__Problem__. The number of lines holding the string "GestureApp" is all that is wanted; count them in the records below.

*** Opening of Source information ***

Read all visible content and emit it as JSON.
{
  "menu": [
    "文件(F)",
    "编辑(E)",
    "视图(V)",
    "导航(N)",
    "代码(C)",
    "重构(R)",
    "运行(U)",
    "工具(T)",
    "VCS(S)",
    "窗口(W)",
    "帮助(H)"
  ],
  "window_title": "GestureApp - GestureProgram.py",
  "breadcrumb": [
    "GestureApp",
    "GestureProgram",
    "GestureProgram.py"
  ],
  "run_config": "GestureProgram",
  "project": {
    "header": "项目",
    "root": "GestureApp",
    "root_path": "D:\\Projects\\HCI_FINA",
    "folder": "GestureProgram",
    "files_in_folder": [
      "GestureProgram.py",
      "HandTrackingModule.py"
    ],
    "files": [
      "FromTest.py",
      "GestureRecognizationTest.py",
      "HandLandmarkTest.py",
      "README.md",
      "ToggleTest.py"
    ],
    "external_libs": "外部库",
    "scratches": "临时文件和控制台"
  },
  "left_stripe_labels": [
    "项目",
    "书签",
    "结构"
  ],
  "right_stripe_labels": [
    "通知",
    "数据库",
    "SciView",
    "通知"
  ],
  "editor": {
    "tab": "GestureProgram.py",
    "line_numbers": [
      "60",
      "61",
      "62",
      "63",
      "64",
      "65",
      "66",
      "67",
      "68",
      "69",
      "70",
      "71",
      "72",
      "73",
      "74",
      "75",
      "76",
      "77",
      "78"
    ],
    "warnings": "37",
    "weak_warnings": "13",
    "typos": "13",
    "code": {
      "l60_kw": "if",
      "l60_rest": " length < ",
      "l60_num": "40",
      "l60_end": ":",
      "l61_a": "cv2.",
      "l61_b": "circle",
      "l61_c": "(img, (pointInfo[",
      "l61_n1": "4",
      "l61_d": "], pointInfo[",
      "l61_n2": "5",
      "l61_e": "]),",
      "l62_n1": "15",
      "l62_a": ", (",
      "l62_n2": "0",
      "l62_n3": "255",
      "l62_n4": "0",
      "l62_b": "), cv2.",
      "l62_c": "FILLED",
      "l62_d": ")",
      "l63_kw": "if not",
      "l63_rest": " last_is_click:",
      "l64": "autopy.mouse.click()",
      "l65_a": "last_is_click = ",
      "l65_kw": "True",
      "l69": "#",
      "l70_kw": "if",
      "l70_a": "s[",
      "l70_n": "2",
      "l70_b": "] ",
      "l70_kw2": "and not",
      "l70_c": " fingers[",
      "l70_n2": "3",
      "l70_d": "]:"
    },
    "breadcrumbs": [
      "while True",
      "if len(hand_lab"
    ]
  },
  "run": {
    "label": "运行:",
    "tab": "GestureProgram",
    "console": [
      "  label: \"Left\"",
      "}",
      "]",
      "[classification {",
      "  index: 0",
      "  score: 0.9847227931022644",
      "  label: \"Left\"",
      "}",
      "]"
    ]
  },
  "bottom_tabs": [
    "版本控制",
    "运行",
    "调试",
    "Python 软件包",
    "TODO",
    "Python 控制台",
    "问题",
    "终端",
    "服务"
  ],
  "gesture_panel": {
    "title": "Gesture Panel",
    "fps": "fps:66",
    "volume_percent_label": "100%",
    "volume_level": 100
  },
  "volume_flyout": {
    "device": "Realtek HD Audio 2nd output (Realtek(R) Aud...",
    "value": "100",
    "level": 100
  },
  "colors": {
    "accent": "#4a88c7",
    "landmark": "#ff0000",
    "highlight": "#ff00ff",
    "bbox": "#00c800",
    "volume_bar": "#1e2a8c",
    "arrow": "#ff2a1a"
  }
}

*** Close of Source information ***

__Solution for this problem__. 3